A family doctor, whose medical practice owed over $10 million in unpaid payroll and withholding taxes, was a responsible person and was liable for payroll tax penalties when he paid his employees before paying the IRS. The court rejected the doctor’s argument that the $100,000 he loaned to his practice to pay his employees was “encumbered” and thus the payment was not a willful transfer of unencumbered funds to a creditor other than the IRS.
Dr. “A” founded Family Practice Associates of Mason, a medical-service provider, in 1979. In 1995, Family Practice hired Richard “Person”, as its Chief Financial Officer. By 2009, Family Practice owed over $10 million in unpaid payroll and other withholding taxes. Dr. “A” learned that these taxes were unpaid on May 11, 2009. “Person” pleaded guilty to three counts of felony theft of money that he embezzled from Family Practice. Family Practice stopped operating and remitted its remaining receivables to the IRS to pay toward the tax liability.
Dr. “A” made a $100,000 personal loan to Family Practice for the restricted purpose of using the funds to pay the May 15, 2009, payroll. Family Practice used that loan to pay its employees. As a result of Dr. “A” paying his employees before paying back payroll taxes to the IRS, the IRS assessed a total of $4.3 million in tax penalties under Code Sec. 6672. Dr. “A” paid a small part, then sued for a refund and abatement of the remaining penalty amount.
Code Sec. 6672 Penalty
To ensure that payroll and withholding taxes are remitted to the Treasury Department, Code Sec. 6672(a) imposes a penalty on any person required to collect, truthfully account for, and pay over any payroll and withholding tax. Under this provision, the term “liability” is composed of two elements:
(1) that the taxpayer was a “responsible person,” and
(2) that the taxpayer willfully failed to collect, account for, or pay over such taxes.
Several courts, including the Fifth Circuit (to which the instant case would be appealable), have held that in the case of individuals who are responsible persons both before and after withholding tax liability accrues, there is a duty to use unencumbered funds acquired after the withholding obligation becomes payable to satisfy that obligation and failure to do so when there is knowledge of the liability constitutes willfulness.
Dr. “A” conceded that he was a “responsible person.” However, he contended that he did not willfully fail to collect, account for, or pay taxes that Family Practice owed to the IRS. Dr. “A” first argued that because he loaned the money to Family Practice on the understanding that it could use the money only to cover payroll, the funds were “encumbered.” According to Dr. “A”, because he loaned the money to Family Practice with the express restriction that it could use the money only to cover payroll, the funds were “encumbered” and willfulness is shown as a matter of law only by evidence that a responsible person directed “unencumbered” funds to a creditor other than the government.
Dr. “A” also argued that he had reasonable cause to provide a way to pay the employees because “he acted morally and generously in using his own money to make sure Family’s staff . . . were paid for the work they had performed.”

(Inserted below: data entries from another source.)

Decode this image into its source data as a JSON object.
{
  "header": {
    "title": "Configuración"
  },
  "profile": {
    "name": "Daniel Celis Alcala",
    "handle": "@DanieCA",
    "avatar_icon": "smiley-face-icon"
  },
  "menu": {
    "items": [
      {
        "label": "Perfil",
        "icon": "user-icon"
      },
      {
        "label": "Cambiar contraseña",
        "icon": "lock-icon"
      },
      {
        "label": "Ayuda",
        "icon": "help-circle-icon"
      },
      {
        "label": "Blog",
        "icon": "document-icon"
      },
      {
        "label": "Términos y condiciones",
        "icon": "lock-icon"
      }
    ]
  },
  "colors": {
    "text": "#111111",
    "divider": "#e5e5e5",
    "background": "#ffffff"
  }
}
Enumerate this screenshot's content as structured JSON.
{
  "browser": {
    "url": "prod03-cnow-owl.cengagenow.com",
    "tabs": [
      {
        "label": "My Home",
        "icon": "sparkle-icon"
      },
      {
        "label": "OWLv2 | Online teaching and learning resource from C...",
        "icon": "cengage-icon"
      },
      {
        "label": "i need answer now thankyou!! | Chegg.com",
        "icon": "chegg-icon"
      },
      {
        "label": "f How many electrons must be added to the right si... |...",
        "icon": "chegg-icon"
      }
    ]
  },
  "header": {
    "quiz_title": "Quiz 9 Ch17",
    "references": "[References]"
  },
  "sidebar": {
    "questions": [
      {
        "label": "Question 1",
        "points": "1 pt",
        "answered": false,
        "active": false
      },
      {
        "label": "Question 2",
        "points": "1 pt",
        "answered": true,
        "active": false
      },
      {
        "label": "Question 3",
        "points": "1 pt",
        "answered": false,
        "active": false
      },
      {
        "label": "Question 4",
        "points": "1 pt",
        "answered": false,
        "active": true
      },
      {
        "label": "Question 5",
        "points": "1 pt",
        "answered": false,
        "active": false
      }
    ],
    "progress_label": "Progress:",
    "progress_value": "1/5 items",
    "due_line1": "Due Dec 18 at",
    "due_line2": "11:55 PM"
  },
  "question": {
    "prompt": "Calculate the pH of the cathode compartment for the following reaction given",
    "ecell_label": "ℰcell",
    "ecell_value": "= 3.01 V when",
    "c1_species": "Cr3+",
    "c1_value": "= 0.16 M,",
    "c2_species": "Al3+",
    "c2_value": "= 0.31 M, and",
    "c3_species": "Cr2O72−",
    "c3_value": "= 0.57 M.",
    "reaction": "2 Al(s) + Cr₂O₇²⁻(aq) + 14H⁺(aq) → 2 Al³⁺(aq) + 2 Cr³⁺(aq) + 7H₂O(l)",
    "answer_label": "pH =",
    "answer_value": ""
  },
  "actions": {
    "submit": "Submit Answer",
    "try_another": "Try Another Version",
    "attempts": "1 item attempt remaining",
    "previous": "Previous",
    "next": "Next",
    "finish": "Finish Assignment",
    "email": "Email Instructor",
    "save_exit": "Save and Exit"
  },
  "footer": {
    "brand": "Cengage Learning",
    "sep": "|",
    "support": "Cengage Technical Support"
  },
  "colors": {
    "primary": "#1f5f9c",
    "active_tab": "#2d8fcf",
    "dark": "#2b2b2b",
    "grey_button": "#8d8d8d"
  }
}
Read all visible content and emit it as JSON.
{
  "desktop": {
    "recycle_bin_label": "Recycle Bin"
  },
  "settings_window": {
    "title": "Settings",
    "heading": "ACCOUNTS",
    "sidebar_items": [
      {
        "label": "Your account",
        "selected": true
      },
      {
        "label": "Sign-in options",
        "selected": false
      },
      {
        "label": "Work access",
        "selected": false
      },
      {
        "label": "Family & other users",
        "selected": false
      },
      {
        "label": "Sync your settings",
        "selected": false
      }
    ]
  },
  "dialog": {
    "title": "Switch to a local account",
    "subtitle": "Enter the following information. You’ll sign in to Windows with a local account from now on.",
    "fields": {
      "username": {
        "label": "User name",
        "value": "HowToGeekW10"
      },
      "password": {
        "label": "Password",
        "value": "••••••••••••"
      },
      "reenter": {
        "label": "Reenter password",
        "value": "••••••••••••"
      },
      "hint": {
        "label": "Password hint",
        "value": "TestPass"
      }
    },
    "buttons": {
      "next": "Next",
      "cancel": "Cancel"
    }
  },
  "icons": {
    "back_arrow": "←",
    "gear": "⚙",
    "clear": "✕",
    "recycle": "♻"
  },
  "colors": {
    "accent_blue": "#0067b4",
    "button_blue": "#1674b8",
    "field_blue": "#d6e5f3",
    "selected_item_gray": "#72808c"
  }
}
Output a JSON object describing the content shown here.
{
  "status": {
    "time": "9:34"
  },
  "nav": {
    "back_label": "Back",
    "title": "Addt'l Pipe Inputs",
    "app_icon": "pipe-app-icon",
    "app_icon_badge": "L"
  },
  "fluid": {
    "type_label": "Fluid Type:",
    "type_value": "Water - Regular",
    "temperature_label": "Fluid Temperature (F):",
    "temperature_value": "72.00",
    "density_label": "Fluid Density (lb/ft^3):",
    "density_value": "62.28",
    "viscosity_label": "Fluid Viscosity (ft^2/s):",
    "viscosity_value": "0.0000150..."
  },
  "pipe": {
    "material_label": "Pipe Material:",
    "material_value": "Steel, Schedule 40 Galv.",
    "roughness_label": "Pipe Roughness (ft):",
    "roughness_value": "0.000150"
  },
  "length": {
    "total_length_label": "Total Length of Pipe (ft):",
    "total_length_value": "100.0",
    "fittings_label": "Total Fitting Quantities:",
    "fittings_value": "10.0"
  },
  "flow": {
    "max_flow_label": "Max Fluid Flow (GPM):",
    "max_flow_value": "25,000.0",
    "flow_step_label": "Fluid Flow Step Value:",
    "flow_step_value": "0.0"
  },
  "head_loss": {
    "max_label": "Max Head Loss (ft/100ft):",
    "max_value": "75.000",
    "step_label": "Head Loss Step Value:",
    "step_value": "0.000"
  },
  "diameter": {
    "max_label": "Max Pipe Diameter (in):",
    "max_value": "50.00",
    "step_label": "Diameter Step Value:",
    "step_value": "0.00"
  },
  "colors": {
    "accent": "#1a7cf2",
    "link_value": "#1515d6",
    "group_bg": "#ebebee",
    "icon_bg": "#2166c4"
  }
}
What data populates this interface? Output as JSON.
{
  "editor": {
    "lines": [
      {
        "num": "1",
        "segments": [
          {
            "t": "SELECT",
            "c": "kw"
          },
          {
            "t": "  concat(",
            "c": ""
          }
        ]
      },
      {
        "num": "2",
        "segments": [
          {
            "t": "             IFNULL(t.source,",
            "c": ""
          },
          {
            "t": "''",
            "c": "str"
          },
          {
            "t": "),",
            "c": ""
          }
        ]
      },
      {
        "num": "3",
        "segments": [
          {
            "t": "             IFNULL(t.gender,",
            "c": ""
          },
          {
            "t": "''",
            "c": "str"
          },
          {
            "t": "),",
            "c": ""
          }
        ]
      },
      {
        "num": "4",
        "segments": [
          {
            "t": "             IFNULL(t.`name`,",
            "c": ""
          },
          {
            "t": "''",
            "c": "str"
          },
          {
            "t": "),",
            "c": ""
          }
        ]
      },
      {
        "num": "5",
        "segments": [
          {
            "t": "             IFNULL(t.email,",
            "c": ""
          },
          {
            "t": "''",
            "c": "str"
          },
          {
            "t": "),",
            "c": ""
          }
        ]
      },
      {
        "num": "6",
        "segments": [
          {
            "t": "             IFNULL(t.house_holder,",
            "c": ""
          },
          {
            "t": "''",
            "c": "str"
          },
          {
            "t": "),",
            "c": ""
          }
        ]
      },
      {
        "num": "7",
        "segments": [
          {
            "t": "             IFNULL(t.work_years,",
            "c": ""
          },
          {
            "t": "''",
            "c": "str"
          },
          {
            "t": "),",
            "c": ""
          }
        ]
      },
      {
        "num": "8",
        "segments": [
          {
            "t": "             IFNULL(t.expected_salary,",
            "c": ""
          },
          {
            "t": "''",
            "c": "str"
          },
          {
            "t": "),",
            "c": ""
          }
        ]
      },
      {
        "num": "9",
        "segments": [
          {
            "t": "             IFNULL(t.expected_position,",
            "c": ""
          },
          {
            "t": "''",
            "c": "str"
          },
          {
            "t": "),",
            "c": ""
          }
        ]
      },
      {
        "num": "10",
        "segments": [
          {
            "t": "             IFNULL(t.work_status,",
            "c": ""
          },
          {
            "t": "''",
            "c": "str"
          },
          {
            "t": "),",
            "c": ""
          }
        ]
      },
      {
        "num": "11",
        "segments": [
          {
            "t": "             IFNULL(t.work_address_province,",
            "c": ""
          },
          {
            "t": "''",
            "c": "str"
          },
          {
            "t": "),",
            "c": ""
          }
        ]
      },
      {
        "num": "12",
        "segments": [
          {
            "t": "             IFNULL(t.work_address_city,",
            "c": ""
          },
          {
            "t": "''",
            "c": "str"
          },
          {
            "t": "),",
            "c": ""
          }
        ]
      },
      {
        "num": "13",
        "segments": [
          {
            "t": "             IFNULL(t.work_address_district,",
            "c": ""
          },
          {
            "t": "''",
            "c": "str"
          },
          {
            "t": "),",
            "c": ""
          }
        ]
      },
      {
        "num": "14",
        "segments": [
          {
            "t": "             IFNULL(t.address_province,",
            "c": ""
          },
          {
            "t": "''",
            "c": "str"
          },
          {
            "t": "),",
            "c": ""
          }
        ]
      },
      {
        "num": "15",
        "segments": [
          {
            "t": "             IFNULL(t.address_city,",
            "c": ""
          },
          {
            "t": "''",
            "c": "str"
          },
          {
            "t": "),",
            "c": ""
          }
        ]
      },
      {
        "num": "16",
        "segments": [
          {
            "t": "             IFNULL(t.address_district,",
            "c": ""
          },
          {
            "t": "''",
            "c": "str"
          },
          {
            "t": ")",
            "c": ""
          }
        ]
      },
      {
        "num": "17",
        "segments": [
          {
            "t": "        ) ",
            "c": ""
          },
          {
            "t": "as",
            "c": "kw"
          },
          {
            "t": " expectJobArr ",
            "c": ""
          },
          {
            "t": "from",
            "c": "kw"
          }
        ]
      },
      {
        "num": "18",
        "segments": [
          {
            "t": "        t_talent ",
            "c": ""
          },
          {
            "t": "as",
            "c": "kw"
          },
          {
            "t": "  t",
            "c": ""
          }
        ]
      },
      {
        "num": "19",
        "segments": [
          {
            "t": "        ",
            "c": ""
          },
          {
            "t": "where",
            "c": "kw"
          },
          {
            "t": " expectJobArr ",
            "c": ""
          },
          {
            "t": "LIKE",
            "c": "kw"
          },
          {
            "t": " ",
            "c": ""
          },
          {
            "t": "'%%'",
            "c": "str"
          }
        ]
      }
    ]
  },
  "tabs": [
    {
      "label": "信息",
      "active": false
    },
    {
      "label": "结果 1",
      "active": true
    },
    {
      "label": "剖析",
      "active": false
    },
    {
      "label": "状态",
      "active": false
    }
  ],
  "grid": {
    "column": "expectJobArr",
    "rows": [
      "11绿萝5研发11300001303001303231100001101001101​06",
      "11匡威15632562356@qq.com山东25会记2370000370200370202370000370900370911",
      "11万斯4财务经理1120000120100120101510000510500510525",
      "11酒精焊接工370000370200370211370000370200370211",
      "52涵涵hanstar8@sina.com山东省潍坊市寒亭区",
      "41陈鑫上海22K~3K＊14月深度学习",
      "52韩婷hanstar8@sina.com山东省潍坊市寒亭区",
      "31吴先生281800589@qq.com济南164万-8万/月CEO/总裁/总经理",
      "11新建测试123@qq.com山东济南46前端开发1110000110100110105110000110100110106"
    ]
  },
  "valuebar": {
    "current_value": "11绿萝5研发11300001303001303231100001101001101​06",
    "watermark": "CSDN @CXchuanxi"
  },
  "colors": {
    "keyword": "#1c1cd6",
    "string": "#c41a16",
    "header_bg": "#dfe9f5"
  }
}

District Court’s Opinion
The district court began by citing Logal v. U.S., 195 F.3d 229, 232 (5th Cir. 1999), for the principle that willfulness is normally proved by evidence that a responsible person paid other creditors with knowledge that withholding taxes were due at the time to the United States. Payment of wages to employees, the court noted, counts as a payment to a creditor for purposes of this principle. According to the court, if a responsible person knows that withholding taxes are delinquent, and uses corporate funds to pay other expenses, even to meet the payroll out of personal funds he lends the corporation, he has acted willfully within the meaning of Code Sec. 6672. Thus, the district court rejected Dr. “A’s” arguments and granted summary judgment to the IRS. The Fifth Circuit, the court concluded, has made clear that a taxpayer who consciously decides to use unencumbered funds to pay a creditor other than the government cannot benefit from the reasonable-cause defense. The court found no basis for a different result in Dr. “A’s” situation.